- [ASSIGNED TASK]: Print every entry exactly as it appears, but skip the pictures.

- [EXTRACTED ENTRIES]:
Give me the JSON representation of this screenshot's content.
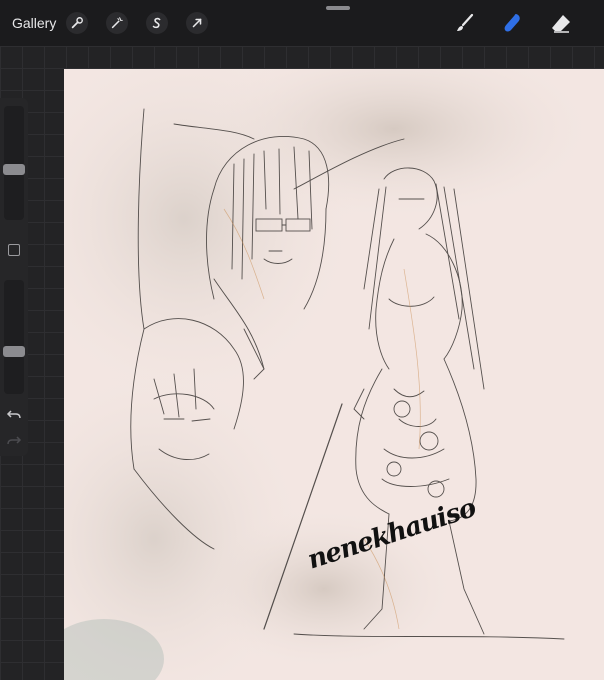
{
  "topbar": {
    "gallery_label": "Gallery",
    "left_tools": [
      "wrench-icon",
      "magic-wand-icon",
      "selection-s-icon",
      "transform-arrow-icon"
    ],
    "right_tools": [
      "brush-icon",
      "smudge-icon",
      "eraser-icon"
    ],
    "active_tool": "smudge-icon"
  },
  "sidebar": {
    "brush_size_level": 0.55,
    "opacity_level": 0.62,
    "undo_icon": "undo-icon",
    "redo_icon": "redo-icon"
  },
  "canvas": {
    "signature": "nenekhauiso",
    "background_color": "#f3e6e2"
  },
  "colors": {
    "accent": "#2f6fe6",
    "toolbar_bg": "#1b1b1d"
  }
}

- [TASK RESULT]:
Give me the JSON representation of this screenshot's content.
{
  "topbar": {
    "gallery_label": "Gallery",
    "left_tools": [
      "wrench-icon",
      "magic-wand-icon",
      "selection-s-icon",
      "transform-arrow-icon"
    ],
    "right_tools": [
      "brush-icon",
      "smudge-icon",
      "eraser-icon"
    ],
    "active_tool": "smudge-icon"
  },
  "sidebar": {
    "brush_size_level": 0.55,
    "opacity_level": 0.62,
    "undo_icon": "undo-icon",
    "redo_icon": "redo-icon"
  },
  "canvas": {
    "signature": "nenekhauiso",
    "background_color": "#f3e6e2"
  },
  "colors": {
    "accent": "#2f6fe6",
    "toolbar_bg": "#1b1b1d"
  }
}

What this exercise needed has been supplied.